Image Source: Wikimedia.org
Kirti Stambha was erected by Bagherwal Jain in the 12th century to honor Adinath, the first Jain tirthankar. It was built during the reign of Rawal Kumar Singh (c. 1179-1191). The tower is 22 metre high.
Next to Vijay Stambha stands the famous Rana Kumbha's palace, which is now in ruins. The palace once served as the main residence of Rana Kumbha and is one of the oldest edifices within the fort.
Image Source: Wikimedia.org
Next to the palace of Rana Kumbha stands the Fateh Prakash Palace, built by Rana Fateh Singh. There are also modern halls and a museum located next to these impressive palaces. It was built in the Rajput style of architecture , and the has a vast collection of wood crafts, post medieval statues of Jain Ambica and Indra, weapons like axes, knives and shields, terracotta statues of local tribal people, paintings, and crystal ware.
Next to the Kirti Stambha stands a temple dedicated to the poetess-saint Meera.
In the southern part stands the majestic three storied structure, Rani Padmini’s palace.
Image Source: tourism.rajasthan.gov.in
A few meters away from Padmini’s palace, is where the famous Kalika Mata Temple is located. Initially a temple dedicated to the Sun God, it was reconstructed to house Goddess Kali. Towards the western side of the fort, stands another temple dedicated to Goddess Tulja Bhavani.
The Seven Gates
All the gates were built for security purposes and not surprisingly, the gates have special architectural designs. The gates have pointed arches, to make sure it provides extra protection should there be an attack. Notched parapets were built on top of the gates, enabling soldiers to shoot arrows at the enemy army. There is a common road that runs inside the fort, connecting all the gates. The gates, in turn lead to various palaces and temples within the fort. All the gates have historical significances. Prince Bagh Singh was killed at the Padan Gate during one of the sieges in the year 1535 AD. During the last siege, led by Emperor Akbar, Rao Jaimal of Badnore was allegedly killed by the Mughal emperor himself.
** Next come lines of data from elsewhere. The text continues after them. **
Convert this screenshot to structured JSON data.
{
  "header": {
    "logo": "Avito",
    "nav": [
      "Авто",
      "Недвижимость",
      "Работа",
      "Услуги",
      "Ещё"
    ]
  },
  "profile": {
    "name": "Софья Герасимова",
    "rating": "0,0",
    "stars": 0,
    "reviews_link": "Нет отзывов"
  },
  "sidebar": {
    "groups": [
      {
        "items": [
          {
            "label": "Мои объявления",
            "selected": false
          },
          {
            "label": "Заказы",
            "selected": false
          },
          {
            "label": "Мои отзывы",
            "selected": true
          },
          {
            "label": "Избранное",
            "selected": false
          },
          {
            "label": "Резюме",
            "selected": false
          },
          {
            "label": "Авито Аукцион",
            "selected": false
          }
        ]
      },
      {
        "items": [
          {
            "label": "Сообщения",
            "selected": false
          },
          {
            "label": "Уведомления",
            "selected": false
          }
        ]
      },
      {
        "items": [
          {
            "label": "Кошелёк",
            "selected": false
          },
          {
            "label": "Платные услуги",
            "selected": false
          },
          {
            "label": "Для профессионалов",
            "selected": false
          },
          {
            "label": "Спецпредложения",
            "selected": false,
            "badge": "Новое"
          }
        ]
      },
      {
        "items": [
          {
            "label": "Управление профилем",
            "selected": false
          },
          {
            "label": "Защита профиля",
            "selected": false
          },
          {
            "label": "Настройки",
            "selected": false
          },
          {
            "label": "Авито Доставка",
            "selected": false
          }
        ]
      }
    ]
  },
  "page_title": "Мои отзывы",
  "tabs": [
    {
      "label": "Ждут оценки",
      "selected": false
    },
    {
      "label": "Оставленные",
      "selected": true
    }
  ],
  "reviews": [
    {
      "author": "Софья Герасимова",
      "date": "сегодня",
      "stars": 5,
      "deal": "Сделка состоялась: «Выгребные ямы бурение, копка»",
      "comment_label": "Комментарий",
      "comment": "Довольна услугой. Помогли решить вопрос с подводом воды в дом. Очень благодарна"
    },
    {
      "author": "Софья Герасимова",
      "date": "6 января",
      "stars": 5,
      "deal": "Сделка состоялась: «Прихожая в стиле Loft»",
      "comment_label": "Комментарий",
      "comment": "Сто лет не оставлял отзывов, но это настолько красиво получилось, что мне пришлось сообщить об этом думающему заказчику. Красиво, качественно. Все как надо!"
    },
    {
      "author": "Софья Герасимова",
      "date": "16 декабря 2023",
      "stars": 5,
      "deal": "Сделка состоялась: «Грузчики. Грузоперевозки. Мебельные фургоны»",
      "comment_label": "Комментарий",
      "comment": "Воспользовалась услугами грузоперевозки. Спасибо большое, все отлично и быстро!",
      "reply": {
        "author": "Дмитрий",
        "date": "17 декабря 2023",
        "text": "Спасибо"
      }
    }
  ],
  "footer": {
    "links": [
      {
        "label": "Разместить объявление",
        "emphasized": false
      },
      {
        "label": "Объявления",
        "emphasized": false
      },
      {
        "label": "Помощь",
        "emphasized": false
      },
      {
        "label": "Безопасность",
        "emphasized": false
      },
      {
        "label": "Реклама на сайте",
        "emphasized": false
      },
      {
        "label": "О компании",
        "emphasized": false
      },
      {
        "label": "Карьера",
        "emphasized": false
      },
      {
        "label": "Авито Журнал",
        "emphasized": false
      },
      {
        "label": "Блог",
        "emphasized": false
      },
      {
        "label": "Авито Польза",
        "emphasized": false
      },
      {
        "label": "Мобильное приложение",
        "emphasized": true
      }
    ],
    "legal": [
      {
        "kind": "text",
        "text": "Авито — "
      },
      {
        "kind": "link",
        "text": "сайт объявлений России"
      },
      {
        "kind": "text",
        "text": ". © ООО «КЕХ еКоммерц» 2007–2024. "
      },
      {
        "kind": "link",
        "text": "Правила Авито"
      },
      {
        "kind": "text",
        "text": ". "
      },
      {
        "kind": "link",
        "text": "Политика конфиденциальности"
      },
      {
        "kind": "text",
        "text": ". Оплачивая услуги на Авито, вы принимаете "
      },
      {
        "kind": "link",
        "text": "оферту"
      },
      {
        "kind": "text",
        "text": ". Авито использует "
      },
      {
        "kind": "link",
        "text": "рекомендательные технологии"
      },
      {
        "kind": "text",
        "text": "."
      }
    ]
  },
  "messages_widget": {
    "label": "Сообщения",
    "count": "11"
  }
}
This incident is said to have taken place somewhere in between the Bhairon Gate and Hanuman Gate.
All the seven gates of the fort are nothing but massive stone structures, aimed at providing maximum security from the potential threat of enemies. The entire fort is built in such a way that it makes it almost impregnable for the enemies to enter. To ascend the fort, one has to go through a difficult path, which itself proves that the architectural design of the fort was aimed at keeping the enemies at bay. This is one of the main reasons why the fort was sieged by various kings at regular intervals. In between the second and the third gate there are two Chhatris or cenotaphs, built in honor of Jaimull and Patta, the heroes of 1568 AD when the fort was sieged by Emperor Akbar. These cenotaphs are considered as architectural marvels. The tower of the fort is nine storeyed and is adorned with sculptures of Hindu deities and stories from the Ramayana and the Mahabharata. The tower provides a breathtaking view of the city.
Architecture of Palaces
The palace of Rana Kumbha was built using plastered stone. One of the main features of this palace is its series of canopied balconies. Suraj Gate leads to the entrance of this palace, which is associated with a host of legends. Padmini’s palace is an impressive edifice with three storeys. The old palace, which was ruined due to various reasons, was reconstructed in the early 19th century. The building, as it stands today, is white in color. The architectural design of the old palace was a nice blend of Rajput and Mughal architecture.